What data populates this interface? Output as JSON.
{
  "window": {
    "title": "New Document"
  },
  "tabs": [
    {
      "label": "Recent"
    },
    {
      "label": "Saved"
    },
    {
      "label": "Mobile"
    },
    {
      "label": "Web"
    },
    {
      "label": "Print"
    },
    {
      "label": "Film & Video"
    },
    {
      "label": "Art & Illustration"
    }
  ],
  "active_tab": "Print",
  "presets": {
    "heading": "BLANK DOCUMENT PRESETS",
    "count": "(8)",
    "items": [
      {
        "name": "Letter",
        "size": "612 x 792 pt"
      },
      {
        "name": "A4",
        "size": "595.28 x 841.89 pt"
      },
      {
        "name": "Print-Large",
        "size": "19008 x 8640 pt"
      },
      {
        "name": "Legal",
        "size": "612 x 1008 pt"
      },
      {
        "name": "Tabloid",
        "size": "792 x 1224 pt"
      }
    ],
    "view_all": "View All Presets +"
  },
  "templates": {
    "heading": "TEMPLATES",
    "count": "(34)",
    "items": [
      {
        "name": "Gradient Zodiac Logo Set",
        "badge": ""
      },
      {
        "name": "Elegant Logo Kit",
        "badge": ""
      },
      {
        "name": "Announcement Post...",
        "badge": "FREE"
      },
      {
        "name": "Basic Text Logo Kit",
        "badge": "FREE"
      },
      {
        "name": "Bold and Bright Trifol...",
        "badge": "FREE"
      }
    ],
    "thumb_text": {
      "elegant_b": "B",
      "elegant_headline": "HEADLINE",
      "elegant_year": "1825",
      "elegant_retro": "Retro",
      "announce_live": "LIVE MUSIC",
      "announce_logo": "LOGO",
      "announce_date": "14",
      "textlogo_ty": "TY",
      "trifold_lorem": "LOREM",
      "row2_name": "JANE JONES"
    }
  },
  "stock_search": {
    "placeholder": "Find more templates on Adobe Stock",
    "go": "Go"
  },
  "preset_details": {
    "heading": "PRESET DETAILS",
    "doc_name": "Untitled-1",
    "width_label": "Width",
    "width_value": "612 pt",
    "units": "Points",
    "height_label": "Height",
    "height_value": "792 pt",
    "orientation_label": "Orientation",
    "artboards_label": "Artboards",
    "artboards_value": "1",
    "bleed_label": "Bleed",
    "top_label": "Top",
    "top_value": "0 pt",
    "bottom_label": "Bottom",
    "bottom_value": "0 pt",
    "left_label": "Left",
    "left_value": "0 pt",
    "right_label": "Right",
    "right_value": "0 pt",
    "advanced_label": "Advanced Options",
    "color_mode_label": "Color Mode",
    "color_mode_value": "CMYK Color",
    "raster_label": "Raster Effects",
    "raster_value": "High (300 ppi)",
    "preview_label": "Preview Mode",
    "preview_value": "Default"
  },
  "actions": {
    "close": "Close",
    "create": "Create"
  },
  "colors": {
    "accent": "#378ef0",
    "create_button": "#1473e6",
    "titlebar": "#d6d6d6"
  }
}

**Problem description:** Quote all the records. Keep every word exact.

**Answer for this exercise:**
What data populates this interface? Output as JSON.
{
  "window": {
    "title": "New Document"
  },
  "tabs": [
    {
      "label": "Recent"
    },
    {
      "label": "Saved"
    },
    {
      "label": "Mobile"
    },
    {
      "label": "Web"
    },
    {
      "label": "Print"
    },
    {
      "label": "Film & Video"
    },
    {
      "label": "Art & Illustration"
    }
  ],
  "active_tab": "Print",
  "presets": {
    "heading": "BLANK DOCUMENT PRESETS",
    "count": "(8)",
    "items": [
      {
        "name": "Letter",
        "size": "612 x 792 pt"
      },
      {
        "name": "A4",
        "size": "595.28 x 841.89 pt"
      },
      {
        "name": "Print-Large",
        "size": "19008 x 8640 pt"
      },
      {
        "name": "Legal",
        "size": "612 x 1008 pt"
      },
      {
        "name": "Tabloid",
        "size": "792 x 1224 pt"
      }
    ],
    "view_all": "View All Presets +"
  },
  "templates": {
    "heading": "TEMPLATES",
    "count": "(34)",
    "items": [
      {
        "name": "Gradient Zodiac Logo Set",
        "badge": ""
      },
      {
        "name": "Elegant Logo Kit",
        "badge": ""
      },
      {
        "name": "Announcement Post...",
        "badge": "FREE"
      },
      {
        "name": "Basic Text Logo Kit",
        "badge": "FREE"
      },
      {
        "name": "Bold and Bright Trifol...",
        "badge": "FREE"
      }
    ],
    "thumb_text": {
      "elegant_b": "B",
      "elegant_headline": "HEADLINE",
      "elegant_year": "1825",
      "elegant_retro": "Retro",
      "announce_live": "LIVE MUSIC",
      "announce_logo": "LOGO",
      "announce_date": "14",
      "textlogo_ty": "TY",
      "trifold_lorem": "LOREM",
      "row2_name": "JANE JONES"
    }
  },
  "stock_search": {
    "placeholder": "Find more templates on Adobe Stock",
    "go": "Go"
  },
  "preset_details": {
    "heading": "PRESET DETAILS",
    "doc_name": "Untitled-1",
    "width_label": "Width",
    "width_value": "612 pt",
    "units": "Points",
    "height_label": "Height",
    "height_value": "792 pt",
    "orientation_label": "Orientation",
    "artboards_label": "Artboards",
    "artboards_value": "1",
    "bleed_label": "Bleed",
    "top_label": "Top",
    "top_value": "0 pt",
    "bottom_label": "Bottom",
    "bottom_value": "0 pt",
    "left_label": "Left",
    "left_value": "0 pt",
    "right_label": "Right",
    "right_value": "0 pt",
    "advanced_label": "Advanced Options",
    "color_mode_label": "Color Mode",
    "color_mode_value": "CMYK Color",
    "raster_label": "Raster Effects",
    "raster_value": "High (300 ppi)",
    "preview_label": "Preview Mode",
    "preview_value": "Default"
  },
  "actions": {
    "close": "Close",
    "create": "Create"
  },
  "colors": {
    "accent": "#378ef0",
    "create_button": "#1473e6",
    "titlebar": "#d6d6d6"
  }
}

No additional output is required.